From the DomPost
Kiwi writers are producing more work than ever before, in defiance of dire warnings about the future of the book-publishing industry.
That is the message from literature researcher Lydia Wevers, who was awarded a Royal Society of New Zealand medal last night for her career-long promotion of the study of literature, history and culture.
"In the world of New Zealand fiction writing, there's just a lot more of it than there used to be," said Wevers, a professor at Victoria University. "That's partly due to writing courses. Lots of people come and do MAs and PhDs and produce novels and other things. I think there's a much more energetic culture of writing."

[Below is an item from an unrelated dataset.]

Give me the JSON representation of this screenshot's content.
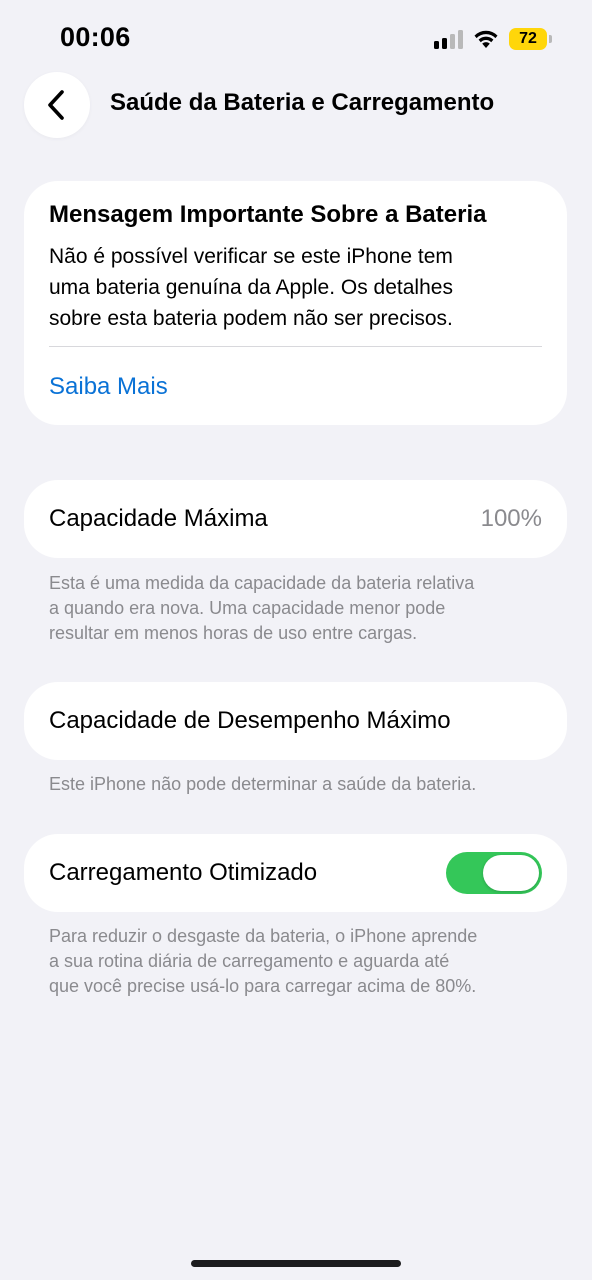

Wevers said another boon for the writing scene was Eleanor Catton's Man Booker Prize win last year.
"Every time we win the Booker Prize - all two times we've won it - it really gives us an international profile and it means that people are more likely to have a crack at reading something from New Zealand. That's been fantastic."

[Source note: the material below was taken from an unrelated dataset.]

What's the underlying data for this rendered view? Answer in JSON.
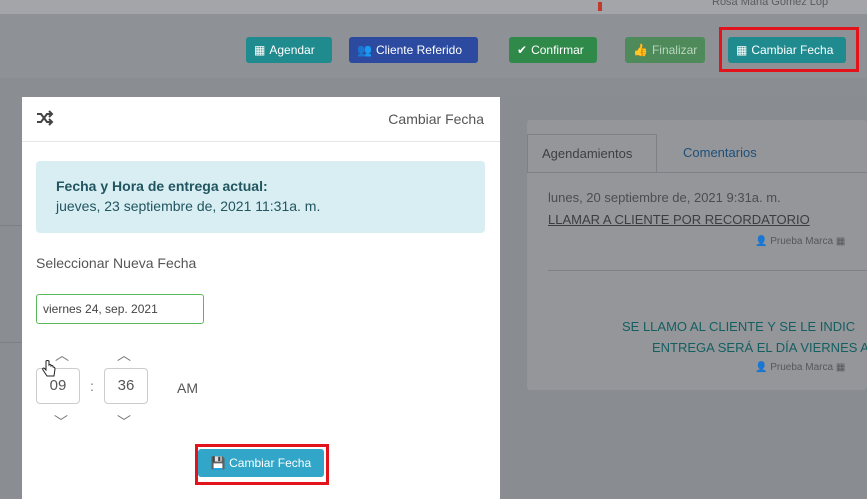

Her fascination with literature is that it offers a rare glimpse into the inner minds of Kiwi societies, both now and in the past.
Her nomination alone, as well as the win, was a delight, she said. "I was sort of thrilled and gobsmacked."